The YDOC ML417AD-SPV is the ideal base for a water level monitoring station for dams and channels. For bore hole monitoring, check out the WDL315. The Mln315  can be connected to a wide variety of level sensors, the most common of which are the hydrostatic level sensors. These convert the pressure exerted by the column of water into an electronic signal which is in turn fed to the telemetry unit. To avoid “noise” caused by ripples on the water surface, the sensors are normally installed in a stilling well.




The telemetry unit is mounted within a shroud which is fixed to a stainless steel post. The shroud protects the unit from damage during transport and storage. A gauge board is fitted to the base of the pole allowing quick visual checks of the level to be made.
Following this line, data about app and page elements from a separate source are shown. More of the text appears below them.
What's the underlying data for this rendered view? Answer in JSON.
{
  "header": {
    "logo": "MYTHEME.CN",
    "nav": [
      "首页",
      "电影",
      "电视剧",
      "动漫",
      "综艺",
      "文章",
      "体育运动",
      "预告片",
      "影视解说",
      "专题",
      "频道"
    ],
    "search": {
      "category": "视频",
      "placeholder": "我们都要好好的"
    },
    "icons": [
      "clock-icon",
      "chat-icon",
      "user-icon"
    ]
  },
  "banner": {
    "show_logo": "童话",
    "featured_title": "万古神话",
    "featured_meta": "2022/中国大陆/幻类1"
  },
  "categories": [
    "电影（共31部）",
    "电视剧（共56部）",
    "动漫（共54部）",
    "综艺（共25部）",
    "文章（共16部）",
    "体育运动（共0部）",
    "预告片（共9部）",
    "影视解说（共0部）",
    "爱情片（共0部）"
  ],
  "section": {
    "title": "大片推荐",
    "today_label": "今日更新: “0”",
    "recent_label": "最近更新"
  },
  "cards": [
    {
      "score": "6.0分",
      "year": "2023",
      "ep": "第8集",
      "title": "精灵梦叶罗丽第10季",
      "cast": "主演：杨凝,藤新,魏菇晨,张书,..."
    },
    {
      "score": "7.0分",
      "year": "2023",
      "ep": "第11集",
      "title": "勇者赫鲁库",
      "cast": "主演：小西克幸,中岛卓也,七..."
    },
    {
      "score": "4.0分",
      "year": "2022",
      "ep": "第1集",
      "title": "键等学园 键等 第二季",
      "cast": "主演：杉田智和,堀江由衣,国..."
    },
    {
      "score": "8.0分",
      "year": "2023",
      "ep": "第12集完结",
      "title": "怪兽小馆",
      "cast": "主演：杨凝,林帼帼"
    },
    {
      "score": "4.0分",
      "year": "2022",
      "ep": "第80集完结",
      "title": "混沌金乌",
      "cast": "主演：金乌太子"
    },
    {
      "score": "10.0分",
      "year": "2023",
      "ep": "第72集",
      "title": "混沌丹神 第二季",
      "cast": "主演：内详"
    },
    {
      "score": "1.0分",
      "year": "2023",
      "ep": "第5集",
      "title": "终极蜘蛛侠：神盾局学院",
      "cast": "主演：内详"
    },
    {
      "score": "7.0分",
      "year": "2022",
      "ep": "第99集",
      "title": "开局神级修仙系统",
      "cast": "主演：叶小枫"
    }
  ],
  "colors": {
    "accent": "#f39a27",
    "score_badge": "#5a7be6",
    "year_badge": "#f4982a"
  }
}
The level sensor (a hydrostatic pressure sensor) is fitted inside a stilling well. To install the unit, a post is permanently installed in the channel. The level monitor can then be sleeved on to the post. Installing multiple base posts allows the one monitor to be shifted from channel to channel as they are brought in to use. Readings from the RTU are sent via the mobile data network to a server and can be viewed on any web compatible device. Alarms can be set on the unit and an SMS sent  to 1 or 2 pre-programmed mobile phones if the level goes above or below the preset limits. The telemetry unit can be accessed remotely, enabling suitably trained staff to change the alarm levels without needing to visit the well.